Stored items from a collection
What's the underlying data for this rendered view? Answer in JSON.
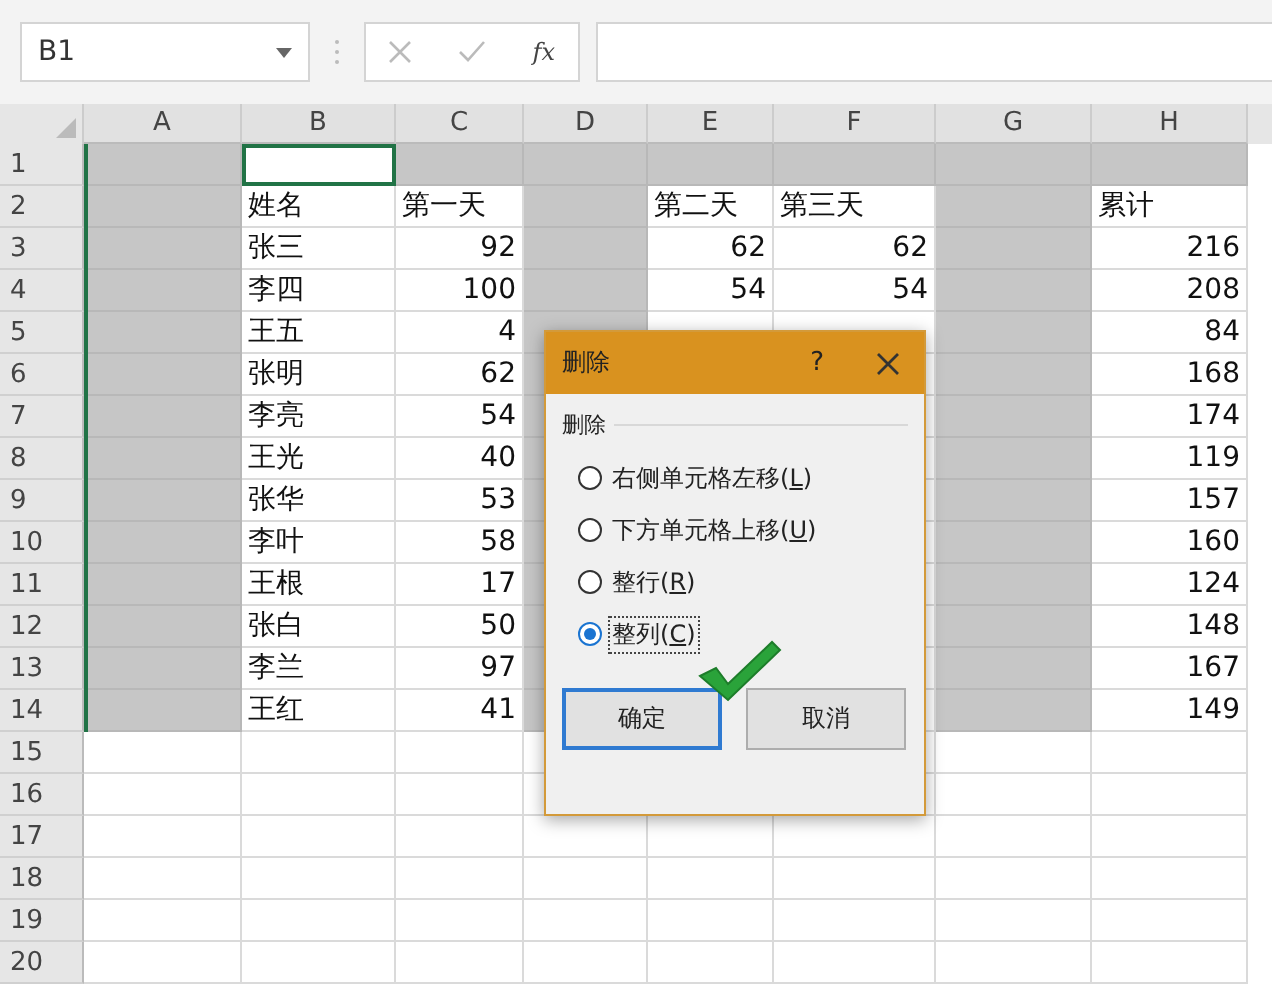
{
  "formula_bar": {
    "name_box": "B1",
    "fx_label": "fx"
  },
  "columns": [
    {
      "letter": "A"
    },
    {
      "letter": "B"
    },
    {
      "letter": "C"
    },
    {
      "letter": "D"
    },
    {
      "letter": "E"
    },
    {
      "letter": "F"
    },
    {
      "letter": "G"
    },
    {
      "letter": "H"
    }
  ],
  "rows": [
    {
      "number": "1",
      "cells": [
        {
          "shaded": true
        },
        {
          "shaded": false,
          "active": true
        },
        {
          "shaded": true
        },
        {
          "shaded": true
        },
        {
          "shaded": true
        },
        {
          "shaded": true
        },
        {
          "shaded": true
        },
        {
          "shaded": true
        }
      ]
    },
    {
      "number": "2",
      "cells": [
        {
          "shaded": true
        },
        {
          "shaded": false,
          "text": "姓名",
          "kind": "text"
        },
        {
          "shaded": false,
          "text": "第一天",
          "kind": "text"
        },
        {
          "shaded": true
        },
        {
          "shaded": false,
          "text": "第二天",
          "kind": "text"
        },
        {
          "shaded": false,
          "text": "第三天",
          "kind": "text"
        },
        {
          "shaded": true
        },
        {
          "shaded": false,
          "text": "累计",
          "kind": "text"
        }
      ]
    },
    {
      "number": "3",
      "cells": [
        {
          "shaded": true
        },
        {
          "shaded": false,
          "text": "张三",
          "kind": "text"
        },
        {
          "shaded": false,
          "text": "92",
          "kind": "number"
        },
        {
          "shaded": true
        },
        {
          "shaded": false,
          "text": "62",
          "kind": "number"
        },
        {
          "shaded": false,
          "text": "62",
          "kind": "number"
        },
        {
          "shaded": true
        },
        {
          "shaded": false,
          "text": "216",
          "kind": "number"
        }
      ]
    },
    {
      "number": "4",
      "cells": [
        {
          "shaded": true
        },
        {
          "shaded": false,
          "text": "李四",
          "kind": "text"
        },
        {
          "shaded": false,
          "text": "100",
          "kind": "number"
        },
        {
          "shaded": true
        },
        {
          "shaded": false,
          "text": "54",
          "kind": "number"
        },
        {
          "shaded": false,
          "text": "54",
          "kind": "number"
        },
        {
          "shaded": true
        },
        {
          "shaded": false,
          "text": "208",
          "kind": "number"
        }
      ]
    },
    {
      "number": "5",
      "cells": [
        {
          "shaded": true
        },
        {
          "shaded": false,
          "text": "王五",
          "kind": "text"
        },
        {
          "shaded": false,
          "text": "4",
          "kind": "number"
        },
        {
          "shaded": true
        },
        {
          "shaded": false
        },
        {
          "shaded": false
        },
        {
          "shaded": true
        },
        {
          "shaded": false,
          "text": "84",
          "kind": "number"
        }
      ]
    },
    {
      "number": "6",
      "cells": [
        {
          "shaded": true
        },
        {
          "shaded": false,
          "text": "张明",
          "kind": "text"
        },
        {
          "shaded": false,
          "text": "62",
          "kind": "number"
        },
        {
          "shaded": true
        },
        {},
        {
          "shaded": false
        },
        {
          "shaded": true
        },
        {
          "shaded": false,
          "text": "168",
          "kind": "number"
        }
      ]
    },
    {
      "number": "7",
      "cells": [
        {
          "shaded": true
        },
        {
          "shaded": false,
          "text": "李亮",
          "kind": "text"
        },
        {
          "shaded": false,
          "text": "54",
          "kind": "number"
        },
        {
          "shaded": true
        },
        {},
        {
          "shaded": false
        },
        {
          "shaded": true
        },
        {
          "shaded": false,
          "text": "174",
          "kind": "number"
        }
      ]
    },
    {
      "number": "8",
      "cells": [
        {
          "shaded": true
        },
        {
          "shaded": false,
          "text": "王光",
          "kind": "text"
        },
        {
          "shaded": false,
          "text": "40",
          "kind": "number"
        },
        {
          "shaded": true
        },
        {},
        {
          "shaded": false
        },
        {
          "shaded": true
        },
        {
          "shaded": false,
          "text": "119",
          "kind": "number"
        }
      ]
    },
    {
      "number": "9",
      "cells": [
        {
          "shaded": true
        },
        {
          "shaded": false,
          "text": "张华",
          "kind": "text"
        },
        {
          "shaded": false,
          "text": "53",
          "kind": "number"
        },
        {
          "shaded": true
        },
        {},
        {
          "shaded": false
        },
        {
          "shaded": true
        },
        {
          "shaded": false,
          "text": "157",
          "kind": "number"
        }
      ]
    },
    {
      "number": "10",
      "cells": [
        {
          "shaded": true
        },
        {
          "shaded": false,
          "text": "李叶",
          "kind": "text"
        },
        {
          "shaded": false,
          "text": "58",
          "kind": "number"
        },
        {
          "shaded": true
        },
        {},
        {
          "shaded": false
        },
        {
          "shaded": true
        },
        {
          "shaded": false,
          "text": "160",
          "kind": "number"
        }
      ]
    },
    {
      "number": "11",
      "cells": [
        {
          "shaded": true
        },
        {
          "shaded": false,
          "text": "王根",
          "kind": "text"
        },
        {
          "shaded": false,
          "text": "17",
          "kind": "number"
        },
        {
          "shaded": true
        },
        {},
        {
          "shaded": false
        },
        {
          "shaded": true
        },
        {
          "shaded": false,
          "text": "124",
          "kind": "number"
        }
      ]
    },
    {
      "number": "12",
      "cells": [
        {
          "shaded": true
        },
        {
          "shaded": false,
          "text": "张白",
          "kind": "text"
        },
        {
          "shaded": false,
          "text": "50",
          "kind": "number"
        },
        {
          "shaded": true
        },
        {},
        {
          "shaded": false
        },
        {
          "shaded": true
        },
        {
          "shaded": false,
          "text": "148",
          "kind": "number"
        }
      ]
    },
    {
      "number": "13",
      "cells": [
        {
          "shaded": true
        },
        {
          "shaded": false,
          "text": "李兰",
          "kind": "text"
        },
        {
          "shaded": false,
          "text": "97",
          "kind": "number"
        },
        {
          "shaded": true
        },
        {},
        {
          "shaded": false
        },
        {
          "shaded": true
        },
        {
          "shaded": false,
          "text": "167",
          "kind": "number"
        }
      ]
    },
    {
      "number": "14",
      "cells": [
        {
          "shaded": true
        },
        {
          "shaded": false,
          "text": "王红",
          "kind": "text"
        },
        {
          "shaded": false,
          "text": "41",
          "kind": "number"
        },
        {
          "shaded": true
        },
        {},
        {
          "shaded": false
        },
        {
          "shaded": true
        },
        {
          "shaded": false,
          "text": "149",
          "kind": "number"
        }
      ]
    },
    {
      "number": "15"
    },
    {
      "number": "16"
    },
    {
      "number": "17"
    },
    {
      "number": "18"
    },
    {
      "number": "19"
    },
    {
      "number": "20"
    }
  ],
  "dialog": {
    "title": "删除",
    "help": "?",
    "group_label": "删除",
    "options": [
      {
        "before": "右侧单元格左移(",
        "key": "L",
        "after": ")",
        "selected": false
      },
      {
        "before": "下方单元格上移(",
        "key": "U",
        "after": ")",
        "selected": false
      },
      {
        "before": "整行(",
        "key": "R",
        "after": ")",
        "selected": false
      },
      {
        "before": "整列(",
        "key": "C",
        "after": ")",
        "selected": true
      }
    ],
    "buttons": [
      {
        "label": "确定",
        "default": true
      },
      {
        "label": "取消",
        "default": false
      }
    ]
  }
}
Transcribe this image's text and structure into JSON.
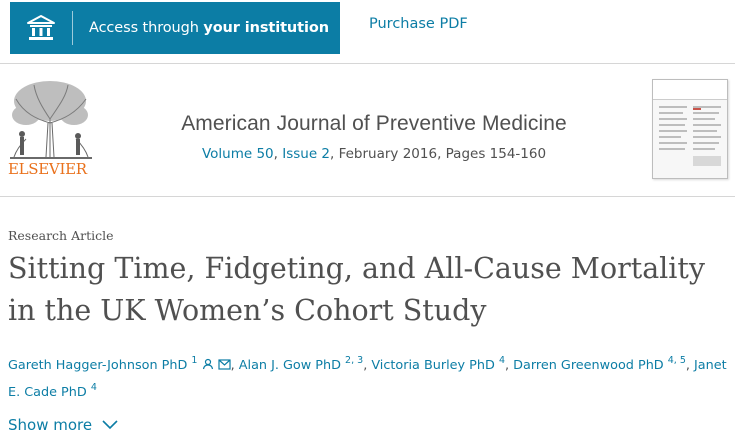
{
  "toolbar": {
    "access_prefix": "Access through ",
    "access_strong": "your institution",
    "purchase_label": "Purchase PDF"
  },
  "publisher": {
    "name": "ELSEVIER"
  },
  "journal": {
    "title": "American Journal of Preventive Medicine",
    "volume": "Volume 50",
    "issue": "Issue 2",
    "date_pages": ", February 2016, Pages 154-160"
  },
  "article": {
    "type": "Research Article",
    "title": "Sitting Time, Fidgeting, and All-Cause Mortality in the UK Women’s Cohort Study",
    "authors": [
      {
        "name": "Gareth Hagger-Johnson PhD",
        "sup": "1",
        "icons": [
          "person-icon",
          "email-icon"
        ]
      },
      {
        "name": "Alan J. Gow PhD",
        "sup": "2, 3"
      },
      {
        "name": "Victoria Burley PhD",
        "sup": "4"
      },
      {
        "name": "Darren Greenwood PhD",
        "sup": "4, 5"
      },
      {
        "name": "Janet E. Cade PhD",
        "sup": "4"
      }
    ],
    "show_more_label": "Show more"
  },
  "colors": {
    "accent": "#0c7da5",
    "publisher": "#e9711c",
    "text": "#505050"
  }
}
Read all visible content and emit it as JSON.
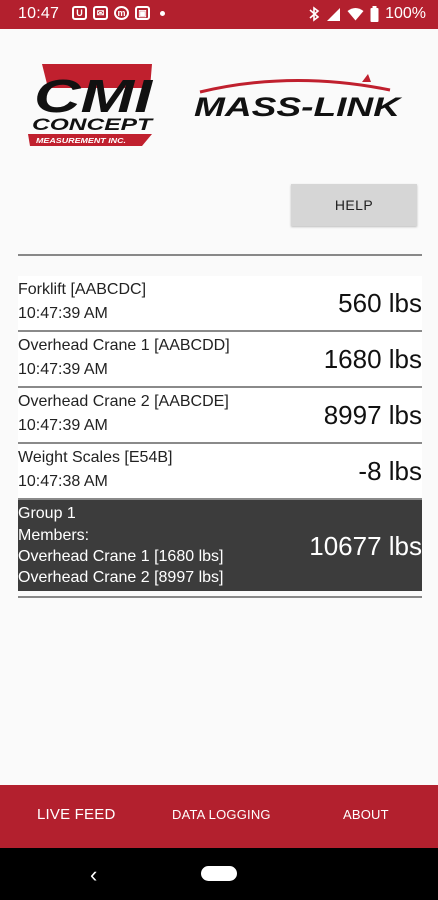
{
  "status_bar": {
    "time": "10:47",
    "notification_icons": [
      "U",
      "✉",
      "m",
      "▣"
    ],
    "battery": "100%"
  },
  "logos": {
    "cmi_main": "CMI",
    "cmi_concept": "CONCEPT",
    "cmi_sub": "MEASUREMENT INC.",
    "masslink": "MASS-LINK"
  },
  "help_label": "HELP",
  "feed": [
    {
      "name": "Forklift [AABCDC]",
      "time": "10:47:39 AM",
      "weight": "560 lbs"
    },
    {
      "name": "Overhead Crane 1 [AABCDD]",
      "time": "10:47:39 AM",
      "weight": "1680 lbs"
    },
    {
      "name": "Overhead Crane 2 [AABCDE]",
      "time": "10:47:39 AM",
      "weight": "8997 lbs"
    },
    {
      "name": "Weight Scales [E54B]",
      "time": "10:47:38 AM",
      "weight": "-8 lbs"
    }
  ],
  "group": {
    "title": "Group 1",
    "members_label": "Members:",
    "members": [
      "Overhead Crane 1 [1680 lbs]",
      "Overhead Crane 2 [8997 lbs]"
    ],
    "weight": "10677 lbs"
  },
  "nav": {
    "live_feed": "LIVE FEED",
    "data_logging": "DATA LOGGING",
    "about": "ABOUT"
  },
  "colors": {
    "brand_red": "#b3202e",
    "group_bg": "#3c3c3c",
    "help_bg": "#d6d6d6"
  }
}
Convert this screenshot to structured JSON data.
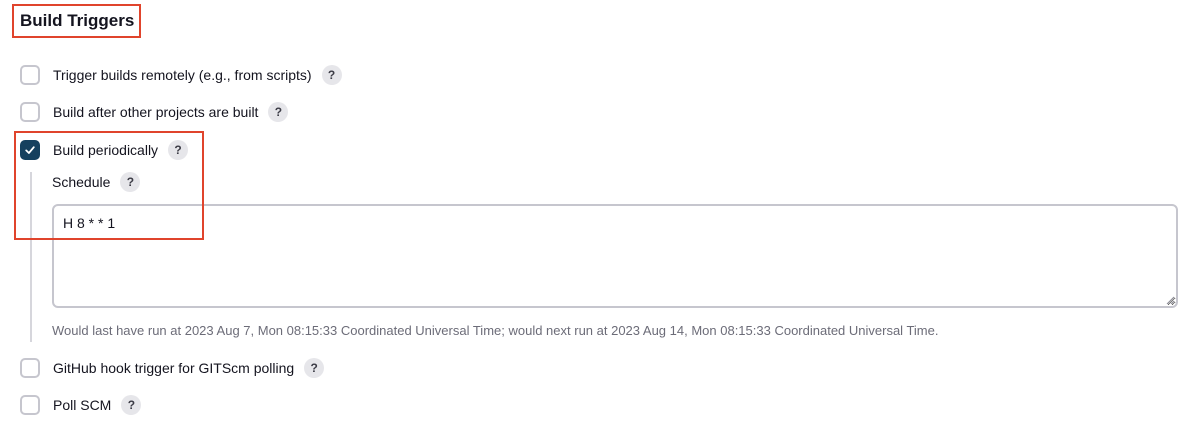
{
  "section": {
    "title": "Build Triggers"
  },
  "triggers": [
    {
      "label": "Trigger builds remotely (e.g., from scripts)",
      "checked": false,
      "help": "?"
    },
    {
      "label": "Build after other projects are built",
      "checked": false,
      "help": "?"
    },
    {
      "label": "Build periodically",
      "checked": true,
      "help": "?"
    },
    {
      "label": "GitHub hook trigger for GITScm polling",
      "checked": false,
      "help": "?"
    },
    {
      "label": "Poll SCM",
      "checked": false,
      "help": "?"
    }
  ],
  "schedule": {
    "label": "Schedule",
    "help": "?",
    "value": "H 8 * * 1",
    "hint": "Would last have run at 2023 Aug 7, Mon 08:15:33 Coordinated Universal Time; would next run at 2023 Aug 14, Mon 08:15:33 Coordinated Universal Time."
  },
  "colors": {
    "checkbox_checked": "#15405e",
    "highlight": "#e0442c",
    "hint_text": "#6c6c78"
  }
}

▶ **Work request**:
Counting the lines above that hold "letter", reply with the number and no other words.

▶ **Answer to this exercise**:
8